If you want a very deep but slow read on the life and teachings of Jesus, I would recommend The Divine Conspiracy by Dallas Willard. If you want one classic on prayer, then get Richard Foster’s volume Prayer. And if you want to be even more adventurous, then get into the world of CS Lewis. Children particularly should be introduced to his children’s books, especially The Chronicles of Narnia.
Out of our own AE family I could recommend Stephen Lungu’s book Out of the Black Shadows as well as Festo Kivengere’s I Love Idi Amin. Trevor Hudson is a marvellous South African devotional writer.
As Christians, I believe we also need to be readers of our daily newspaper or a good news magazine. By doing this, we can learn to see new ways that our reading of the Bible and Christian books can interact with, and speak to, the events and happenings of the wider world.

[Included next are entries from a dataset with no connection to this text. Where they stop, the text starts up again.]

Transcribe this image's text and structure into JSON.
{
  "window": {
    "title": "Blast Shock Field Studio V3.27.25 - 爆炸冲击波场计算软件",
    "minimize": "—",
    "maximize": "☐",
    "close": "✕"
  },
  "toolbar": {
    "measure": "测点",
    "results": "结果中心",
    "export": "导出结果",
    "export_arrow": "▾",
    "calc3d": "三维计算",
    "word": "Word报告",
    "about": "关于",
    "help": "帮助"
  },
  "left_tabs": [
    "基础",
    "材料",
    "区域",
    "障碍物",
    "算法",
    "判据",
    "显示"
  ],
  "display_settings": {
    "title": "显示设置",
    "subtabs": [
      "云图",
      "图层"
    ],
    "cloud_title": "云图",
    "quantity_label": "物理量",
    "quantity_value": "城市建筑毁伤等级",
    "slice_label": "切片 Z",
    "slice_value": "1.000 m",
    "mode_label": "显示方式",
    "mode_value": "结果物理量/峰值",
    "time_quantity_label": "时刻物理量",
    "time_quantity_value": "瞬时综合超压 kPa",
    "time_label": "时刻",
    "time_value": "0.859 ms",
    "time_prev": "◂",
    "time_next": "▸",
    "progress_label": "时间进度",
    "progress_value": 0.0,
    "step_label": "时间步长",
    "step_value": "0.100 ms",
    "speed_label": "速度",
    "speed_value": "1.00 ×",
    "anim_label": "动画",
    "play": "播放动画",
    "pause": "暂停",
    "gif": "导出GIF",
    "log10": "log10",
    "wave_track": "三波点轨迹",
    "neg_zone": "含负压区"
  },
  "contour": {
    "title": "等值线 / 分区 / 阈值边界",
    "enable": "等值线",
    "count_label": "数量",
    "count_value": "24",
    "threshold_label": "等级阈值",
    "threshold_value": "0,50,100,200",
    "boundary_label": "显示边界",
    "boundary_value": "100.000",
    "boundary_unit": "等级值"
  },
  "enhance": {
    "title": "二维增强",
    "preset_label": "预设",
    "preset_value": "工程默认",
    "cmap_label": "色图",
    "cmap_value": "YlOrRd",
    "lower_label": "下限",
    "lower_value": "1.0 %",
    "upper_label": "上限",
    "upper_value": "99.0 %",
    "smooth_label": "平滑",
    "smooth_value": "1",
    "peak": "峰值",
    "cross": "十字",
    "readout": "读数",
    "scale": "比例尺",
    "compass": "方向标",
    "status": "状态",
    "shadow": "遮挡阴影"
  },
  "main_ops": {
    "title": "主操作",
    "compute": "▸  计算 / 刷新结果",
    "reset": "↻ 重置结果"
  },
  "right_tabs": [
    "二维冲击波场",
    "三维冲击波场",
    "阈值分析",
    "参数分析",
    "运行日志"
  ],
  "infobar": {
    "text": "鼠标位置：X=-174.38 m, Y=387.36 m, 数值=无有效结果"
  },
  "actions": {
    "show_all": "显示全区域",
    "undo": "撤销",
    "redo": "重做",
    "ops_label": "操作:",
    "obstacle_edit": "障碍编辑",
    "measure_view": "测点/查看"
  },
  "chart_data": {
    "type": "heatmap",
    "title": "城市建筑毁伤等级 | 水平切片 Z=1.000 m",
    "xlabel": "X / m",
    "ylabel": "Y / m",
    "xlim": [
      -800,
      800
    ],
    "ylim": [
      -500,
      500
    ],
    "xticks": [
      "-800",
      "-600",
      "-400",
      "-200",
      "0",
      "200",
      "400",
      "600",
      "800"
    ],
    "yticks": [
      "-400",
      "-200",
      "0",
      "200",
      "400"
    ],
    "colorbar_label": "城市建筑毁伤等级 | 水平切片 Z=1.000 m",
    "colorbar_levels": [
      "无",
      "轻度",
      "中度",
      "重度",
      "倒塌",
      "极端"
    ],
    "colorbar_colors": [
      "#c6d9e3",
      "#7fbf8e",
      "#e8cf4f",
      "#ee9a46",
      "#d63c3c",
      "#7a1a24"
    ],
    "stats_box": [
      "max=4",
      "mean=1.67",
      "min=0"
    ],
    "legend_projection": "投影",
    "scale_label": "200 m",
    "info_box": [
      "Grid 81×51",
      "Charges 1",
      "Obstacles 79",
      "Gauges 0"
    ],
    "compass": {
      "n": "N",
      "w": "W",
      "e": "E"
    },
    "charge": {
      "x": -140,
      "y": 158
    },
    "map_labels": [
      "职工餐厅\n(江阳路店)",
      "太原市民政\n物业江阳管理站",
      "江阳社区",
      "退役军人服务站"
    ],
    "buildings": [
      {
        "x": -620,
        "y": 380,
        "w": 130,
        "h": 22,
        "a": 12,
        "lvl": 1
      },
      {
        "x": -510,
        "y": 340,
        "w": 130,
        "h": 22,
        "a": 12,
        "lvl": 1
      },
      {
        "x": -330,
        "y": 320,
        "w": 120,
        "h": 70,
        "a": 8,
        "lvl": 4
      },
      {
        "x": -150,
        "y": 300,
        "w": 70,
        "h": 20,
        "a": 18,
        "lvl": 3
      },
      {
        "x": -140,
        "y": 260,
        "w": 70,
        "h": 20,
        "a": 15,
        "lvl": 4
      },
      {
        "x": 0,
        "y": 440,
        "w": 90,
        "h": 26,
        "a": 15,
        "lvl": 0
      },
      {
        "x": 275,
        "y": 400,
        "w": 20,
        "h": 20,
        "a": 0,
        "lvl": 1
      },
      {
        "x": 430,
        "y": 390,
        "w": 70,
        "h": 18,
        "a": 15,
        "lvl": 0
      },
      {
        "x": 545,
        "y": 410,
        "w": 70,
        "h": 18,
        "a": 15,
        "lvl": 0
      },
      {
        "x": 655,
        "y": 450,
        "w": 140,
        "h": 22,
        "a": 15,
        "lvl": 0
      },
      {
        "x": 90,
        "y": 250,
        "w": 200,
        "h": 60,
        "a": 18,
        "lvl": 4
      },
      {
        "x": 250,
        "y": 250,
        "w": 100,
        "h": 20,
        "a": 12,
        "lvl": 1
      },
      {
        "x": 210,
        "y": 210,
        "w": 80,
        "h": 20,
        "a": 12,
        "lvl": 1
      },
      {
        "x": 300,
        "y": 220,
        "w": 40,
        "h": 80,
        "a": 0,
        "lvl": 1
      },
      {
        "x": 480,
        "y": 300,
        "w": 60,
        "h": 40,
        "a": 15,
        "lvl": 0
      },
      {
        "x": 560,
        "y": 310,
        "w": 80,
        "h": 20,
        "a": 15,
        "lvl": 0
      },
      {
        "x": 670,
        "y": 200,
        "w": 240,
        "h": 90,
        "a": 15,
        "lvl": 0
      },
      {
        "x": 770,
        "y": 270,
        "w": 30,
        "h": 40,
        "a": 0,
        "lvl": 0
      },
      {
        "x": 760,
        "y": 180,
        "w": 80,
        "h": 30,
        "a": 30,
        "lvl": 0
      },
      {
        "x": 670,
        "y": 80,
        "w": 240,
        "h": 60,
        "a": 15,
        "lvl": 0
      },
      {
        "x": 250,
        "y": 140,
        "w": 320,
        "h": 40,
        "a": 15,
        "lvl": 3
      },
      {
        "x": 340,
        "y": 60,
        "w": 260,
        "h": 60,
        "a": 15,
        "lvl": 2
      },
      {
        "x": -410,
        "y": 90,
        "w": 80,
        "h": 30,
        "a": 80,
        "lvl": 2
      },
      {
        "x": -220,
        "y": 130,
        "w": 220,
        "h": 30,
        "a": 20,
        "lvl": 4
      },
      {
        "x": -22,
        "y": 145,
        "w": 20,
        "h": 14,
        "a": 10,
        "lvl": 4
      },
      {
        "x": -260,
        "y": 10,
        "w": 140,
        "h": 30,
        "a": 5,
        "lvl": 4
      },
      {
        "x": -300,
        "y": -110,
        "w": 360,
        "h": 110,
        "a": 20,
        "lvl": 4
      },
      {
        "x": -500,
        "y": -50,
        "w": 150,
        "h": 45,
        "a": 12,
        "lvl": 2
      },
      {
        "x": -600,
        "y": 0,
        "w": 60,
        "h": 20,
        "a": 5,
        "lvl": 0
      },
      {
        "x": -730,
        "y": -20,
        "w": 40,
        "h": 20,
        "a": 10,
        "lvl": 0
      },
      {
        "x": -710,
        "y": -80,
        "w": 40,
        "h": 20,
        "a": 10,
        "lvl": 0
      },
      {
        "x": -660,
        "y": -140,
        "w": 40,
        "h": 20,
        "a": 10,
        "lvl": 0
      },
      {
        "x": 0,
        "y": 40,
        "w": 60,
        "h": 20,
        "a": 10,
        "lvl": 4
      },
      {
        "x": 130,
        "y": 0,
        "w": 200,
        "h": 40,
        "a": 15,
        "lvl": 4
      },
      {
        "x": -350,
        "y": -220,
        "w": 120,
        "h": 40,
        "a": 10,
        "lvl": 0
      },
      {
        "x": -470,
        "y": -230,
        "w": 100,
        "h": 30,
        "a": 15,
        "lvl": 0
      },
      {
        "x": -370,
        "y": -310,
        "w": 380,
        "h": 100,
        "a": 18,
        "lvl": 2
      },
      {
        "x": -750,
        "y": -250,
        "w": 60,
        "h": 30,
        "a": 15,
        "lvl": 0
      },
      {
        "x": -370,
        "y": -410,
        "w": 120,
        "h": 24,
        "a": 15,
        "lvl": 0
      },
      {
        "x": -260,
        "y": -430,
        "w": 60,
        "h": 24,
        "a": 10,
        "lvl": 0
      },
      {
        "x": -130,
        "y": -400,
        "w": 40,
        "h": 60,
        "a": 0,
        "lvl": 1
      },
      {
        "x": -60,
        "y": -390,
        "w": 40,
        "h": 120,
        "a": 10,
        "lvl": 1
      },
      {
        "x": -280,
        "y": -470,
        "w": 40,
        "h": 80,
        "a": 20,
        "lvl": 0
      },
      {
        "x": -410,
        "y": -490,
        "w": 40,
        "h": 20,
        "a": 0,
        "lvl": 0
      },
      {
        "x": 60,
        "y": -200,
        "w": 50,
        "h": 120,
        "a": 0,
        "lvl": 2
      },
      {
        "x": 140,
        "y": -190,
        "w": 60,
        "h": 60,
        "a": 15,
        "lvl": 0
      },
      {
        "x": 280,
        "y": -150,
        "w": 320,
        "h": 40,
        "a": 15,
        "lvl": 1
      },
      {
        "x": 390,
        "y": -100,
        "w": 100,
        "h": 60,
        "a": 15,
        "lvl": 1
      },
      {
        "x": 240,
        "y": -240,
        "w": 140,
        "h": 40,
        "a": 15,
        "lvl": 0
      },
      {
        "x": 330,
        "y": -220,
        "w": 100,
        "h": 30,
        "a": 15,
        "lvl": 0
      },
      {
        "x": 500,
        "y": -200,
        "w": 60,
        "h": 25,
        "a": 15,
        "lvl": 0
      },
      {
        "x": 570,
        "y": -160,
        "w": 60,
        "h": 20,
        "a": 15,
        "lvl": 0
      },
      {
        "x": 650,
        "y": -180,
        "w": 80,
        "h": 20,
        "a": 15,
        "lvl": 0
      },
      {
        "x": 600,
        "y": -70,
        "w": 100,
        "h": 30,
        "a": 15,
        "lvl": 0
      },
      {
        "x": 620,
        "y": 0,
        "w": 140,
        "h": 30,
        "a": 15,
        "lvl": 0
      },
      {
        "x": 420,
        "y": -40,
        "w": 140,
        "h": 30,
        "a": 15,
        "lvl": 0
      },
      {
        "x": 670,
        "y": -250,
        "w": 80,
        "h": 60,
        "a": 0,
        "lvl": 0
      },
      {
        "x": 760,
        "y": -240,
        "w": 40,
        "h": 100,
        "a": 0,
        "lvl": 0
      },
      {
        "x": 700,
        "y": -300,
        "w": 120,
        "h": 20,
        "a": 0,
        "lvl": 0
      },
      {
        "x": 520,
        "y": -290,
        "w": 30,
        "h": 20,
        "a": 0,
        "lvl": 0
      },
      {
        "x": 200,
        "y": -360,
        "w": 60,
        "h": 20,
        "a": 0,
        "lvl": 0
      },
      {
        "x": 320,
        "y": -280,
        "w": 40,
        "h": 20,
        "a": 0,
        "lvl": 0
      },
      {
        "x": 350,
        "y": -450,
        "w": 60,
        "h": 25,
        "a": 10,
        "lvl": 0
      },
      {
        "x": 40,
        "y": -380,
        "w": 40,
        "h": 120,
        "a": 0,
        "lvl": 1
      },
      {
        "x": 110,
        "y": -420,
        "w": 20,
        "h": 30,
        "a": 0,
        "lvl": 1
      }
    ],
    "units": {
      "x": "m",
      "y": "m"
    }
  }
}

Billy Graham always said that, in preparing to preach, he wanted to have the Bible in one hand and the daily newspaper in the other. The Bible, and our Christian faith, have good answers for the daily goings-on in our world.
Short biographies, of both secular people and Christian leaders, even an occasional thriller or romance (maybe even a true love story) can add richness to our reading diet.
By the way, don’t forget that even if it is difficult or expensive to buy books, you can always borrow them, providing one promises to return them! To a friend who once visited Mark Twain, the great writer explained the clutter of books in his library by saying: “You see, I can’t borrow shelves too!”